What to produce: Keep every line in which "ROWGUIDCOL" occurs and drop the rest of the data.

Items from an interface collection
++++++++++
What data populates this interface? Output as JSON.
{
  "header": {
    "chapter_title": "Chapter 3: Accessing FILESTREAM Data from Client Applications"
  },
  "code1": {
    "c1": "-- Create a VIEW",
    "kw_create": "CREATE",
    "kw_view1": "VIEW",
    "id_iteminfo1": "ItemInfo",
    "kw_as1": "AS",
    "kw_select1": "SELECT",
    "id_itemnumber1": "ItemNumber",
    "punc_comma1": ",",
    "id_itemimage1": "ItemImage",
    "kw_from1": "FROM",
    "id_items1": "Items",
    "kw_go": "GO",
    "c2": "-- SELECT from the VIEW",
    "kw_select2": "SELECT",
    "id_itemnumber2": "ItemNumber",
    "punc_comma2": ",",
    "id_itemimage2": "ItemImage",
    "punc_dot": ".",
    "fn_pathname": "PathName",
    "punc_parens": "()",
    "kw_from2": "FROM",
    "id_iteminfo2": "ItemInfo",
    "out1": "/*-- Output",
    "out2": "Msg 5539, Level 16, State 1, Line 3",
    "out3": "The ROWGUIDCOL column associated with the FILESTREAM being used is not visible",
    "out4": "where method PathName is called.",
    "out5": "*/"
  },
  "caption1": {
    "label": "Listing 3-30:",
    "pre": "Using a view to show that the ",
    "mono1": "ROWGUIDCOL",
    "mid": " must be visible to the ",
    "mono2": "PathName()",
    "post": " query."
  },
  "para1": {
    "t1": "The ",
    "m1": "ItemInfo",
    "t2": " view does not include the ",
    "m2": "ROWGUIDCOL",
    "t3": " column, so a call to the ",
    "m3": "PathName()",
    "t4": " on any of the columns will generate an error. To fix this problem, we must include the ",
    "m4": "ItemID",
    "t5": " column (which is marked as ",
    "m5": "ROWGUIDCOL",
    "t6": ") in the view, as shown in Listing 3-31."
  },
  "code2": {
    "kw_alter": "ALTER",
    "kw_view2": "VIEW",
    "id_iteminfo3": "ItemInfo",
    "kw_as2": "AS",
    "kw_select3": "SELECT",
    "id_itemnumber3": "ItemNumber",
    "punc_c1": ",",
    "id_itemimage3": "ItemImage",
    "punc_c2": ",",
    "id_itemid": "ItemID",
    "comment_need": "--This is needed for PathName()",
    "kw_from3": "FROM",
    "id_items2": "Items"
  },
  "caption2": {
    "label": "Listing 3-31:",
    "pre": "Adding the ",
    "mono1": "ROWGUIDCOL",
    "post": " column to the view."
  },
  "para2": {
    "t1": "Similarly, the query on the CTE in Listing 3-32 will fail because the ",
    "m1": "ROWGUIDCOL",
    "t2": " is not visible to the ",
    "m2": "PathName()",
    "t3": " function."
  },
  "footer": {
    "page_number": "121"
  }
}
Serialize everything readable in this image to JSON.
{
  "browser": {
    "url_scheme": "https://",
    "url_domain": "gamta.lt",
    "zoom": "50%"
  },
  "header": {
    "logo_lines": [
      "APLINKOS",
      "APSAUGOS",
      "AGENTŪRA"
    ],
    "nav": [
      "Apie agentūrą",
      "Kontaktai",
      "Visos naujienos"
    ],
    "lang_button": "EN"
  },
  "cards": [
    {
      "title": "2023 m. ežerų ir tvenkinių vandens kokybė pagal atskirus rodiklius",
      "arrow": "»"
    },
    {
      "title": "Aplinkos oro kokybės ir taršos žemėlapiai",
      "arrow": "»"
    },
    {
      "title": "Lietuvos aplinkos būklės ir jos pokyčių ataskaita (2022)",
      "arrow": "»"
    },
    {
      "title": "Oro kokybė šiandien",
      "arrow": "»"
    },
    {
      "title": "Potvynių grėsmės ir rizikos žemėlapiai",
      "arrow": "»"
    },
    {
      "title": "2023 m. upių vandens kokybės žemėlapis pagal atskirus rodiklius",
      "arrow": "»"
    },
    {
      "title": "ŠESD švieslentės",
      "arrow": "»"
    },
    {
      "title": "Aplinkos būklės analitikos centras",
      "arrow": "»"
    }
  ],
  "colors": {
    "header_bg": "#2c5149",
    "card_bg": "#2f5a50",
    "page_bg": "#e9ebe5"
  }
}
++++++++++
Response box:
    "out3": "The ROWGUIDCOL column associated with the FILESTREAM being used is not visible",
    "mono1": "ROWGUIDCOL",
    "m2": "ROWGUIDCOL",
    "m5": "ROWGUIDCOL",
    "mono1": "ROWGUIDCOL",
    "m1": "ROWGUIDCOL",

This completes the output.